I can’t remember where I heard this, but recently, I heard something that may seem obvious to most, but had totally escaped me. The reason we’re afraid of ghosts is that they’re lost souls, they’re all crazy because they’re trapped here - someplace they shouldn’t be. And we instinctively know that - that since they are trapped, caught and bound to a place that is in opposition of what they have become, they are driven insane.

What a disturbing thought. When I die, if things go wrong, I may spend the rest of eternity being crazy. My existence could become the embodiment of a paradox, driving sanity from my mind and soul (body is gone at that point).

The story I’m working on right now plays on this idea, that ghosts are crazy. The most dangerous of these, to me, would be the ones who don’t even know they are dead.

Broken Abbey

I built my self an Abbey of delusion content
     with angles, sharp and thick; a discharge of underground ink.

I came upon a downcast flood of commercial recipes,
     dawning thanks to the fool who juggles an excess meal.

We see the tender perspective of her ways,
     As the March hare, feeling thus:
     To rain unknown…
     To murder the threshold bricks…
     To subjective patient breaks of thick deep…
     To label (in murmurs) the deep…

They angle fetch the last,
     otherwise heaving simplex ingress.
     They angle fetch
     an otherwise deposit to decisiveness.

Woman leader,
     owing white to description…
     owing black to the objective slab…
     They eat the headpiece
     (so nice to bloom for sure afar)
     forcing us to narcotic up or
     hail thick the joy whistle.

Thick and fading hail, his fade bare pursuit.
     Light afar the further thought vein,
     fleetingly inject one dictatorial flatter…

After having the worst day of his life, an unscrupulous New Yorker has a difficult time making his way home. He is repeatedly lost and abused, and is haunted throughout the night by a single, reappearing cabbie that frightens him.

Apollo’s fissured time,
     muted and screened by circumstance.

This silky night of tears
     eclipses the eye in shuttered laughter.

Delicious tragedy,
     life’s movement a conflict
     of fractured author and masqued audience.

This one is actually my wife’s idea.

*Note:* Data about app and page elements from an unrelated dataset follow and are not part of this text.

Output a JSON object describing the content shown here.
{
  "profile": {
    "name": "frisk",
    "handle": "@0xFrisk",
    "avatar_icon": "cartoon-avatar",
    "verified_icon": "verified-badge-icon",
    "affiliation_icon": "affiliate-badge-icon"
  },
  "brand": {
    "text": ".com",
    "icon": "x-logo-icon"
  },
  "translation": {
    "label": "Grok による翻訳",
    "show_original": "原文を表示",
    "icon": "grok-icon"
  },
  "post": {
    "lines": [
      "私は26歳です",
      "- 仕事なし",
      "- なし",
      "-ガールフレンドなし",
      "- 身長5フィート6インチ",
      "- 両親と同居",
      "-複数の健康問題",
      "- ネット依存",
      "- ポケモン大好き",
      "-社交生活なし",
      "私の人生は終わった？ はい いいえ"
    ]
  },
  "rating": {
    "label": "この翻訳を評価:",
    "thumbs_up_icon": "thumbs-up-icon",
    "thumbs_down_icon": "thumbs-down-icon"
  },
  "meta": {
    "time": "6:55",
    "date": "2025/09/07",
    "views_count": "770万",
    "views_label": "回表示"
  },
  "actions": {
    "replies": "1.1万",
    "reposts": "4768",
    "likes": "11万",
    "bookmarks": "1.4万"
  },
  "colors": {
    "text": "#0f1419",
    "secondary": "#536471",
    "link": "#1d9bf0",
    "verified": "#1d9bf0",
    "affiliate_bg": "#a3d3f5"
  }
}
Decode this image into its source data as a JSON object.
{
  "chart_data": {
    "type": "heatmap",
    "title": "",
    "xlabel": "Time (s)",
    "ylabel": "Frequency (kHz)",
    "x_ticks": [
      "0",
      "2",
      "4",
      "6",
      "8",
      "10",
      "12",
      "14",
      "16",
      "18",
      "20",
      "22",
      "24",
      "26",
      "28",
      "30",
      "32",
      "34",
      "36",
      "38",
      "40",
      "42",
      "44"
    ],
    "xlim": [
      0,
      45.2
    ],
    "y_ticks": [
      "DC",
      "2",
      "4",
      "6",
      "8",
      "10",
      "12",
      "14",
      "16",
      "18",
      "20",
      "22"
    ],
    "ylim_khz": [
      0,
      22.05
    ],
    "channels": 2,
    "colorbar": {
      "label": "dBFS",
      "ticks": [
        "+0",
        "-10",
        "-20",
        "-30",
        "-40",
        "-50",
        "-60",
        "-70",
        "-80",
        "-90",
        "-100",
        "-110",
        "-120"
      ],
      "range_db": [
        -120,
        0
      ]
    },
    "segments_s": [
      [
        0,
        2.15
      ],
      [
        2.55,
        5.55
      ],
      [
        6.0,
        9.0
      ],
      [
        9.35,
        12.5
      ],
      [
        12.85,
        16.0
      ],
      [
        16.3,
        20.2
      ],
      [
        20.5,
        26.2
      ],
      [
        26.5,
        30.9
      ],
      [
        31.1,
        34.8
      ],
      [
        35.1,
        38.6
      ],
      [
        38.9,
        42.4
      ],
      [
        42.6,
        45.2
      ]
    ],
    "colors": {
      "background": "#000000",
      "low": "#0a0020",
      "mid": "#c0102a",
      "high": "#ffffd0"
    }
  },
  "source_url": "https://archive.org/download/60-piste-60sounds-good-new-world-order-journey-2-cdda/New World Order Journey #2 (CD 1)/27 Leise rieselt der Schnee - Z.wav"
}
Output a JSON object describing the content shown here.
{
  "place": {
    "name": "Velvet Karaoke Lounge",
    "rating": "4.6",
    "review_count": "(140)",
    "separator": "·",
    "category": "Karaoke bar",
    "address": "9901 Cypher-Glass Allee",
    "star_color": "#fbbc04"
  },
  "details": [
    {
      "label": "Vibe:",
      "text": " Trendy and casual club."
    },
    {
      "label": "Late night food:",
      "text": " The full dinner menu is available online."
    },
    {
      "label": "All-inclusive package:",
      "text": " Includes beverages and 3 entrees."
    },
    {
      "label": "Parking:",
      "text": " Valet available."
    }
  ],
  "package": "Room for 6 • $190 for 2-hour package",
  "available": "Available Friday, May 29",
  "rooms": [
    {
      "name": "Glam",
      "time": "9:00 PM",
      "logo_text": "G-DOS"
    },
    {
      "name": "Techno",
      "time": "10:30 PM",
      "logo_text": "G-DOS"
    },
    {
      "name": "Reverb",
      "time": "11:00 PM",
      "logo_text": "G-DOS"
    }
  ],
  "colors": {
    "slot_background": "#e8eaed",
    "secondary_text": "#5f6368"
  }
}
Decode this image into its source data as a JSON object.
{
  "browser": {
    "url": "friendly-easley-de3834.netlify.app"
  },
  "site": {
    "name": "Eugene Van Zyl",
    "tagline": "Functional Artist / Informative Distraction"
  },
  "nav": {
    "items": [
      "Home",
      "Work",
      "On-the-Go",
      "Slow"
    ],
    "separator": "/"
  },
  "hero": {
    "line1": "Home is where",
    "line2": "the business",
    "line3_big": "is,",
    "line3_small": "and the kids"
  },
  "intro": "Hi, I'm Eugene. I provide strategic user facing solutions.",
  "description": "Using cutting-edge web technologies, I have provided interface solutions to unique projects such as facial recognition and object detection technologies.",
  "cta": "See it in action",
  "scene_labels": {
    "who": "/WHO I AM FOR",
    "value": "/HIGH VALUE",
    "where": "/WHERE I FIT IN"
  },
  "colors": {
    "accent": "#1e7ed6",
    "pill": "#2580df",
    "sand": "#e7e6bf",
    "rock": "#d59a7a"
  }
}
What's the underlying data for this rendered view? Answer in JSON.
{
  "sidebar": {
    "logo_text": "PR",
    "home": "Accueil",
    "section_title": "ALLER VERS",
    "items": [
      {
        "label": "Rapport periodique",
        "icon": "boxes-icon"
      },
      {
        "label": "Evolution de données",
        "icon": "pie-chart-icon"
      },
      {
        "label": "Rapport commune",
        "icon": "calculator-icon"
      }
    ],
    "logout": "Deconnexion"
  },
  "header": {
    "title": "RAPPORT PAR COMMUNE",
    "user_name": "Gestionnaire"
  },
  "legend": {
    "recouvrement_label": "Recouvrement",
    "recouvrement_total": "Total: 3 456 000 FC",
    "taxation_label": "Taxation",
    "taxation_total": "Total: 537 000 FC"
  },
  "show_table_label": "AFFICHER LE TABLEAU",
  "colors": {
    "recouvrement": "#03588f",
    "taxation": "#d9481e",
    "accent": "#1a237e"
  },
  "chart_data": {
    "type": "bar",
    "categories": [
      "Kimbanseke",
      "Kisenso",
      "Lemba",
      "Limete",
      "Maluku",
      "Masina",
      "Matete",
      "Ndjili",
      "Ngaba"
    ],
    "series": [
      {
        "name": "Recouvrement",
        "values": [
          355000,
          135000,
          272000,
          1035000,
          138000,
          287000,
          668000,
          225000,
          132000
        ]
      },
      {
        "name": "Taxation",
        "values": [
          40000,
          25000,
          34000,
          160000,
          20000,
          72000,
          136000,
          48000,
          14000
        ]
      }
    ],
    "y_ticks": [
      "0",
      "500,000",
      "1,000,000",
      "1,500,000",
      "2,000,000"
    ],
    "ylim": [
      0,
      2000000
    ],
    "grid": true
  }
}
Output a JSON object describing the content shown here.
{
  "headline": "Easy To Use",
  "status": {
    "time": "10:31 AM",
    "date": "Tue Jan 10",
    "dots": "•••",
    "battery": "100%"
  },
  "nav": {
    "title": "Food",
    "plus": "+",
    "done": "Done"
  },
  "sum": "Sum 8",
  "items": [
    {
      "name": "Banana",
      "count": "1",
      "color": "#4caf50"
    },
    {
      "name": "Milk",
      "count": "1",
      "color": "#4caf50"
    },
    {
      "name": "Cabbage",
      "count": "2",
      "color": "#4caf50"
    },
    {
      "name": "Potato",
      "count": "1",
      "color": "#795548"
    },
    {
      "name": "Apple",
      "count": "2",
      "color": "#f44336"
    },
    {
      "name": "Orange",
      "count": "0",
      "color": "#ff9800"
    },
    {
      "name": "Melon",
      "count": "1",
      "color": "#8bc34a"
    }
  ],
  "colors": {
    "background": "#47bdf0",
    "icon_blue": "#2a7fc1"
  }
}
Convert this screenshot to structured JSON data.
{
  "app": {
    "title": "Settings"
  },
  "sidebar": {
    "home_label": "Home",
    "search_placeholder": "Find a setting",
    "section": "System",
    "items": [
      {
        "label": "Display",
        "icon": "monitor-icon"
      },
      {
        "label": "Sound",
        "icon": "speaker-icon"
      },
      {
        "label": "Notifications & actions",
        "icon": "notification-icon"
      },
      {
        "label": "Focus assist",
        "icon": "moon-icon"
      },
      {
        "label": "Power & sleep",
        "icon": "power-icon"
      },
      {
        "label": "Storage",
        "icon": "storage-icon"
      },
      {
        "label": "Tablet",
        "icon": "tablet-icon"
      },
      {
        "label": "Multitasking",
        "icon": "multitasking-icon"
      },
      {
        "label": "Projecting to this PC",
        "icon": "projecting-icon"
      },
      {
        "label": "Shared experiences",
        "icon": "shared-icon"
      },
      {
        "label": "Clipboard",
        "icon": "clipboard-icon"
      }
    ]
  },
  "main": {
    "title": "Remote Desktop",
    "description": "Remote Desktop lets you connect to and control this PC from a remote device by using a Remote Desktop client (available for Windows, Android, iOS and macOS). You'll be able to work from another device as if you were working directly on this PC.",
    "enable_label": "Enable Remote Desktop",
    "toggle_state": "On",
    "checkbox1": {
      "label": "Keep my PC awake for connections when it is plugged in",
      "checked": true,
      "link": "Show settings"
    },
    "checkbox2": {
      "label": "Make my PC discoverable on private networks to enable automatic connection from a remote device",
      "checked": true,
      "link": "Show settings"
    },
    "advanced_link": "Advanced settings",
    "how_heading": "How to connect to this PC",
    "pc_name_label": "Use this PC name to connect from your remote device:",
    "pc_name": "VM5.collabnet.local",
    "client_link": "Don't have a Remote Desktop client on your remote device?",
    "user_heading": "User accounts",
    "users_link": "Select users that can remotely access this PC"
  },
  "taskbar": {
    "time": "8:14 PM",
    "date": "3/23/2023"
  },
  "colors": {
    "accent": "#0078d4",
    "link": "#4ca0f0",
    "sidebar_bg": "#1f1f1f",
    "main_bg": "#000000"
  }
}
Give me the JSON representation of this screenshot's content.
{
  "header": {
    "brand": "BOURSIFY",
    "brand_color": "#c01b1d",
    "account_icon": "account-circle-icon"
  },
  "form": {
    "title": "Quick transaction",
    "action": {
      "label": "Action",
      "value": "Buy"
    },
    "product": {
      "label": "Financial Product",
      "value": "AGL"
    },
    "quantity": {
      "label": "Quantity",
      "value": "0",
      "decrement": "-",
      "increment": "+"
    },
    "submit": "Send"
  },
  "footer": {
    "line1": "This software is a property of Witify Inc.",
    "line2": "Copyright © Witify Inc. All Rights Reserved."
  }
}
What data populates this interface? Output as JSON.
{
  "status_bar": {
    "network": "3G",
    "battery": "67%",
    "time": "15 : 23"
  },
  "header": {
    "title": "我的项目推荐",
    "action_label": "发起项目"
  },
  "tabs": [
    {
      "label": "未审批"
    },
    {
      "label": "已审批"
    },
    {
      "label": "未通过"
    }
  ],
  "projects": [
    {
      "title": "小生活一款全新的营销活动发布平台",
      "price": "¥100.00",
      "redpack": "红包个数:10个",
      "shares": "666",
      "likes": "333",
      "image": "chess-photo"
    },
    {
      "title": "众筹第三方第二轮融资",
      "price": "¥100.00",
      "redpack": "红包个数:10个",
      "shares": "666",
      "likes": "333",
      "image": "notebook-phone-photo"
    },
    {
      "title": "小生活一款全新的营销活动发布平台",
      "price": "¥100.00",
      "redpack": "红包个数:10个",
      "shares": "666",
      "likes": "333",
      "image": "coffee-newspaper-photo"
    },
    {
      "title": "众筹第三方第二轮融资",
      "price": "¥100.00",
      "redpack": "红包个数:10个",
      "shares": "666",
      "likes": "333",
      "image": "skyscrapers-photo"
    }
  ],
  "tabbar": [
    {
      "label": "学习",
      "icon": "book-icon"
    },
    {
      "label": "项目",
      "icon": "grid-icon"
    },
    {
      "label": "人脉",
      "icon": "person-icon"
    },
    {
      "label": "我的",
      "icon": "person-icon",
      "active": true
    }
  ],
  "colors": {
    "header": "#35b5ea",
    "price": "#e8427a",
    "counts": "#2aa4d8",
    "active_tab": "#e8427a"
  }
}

This couple has this baby.  The baby is very in tune to his/her parents, and it can pick up on what they wish for.  It begins granting their wishes.  Sounds a little wierd, but I remember reading once that one of the Native American tribes believes (or believed) that we are born with knowledge of the language of the gods, and that we forget it as we grow up, forgetting completely by age 4.  Interesting….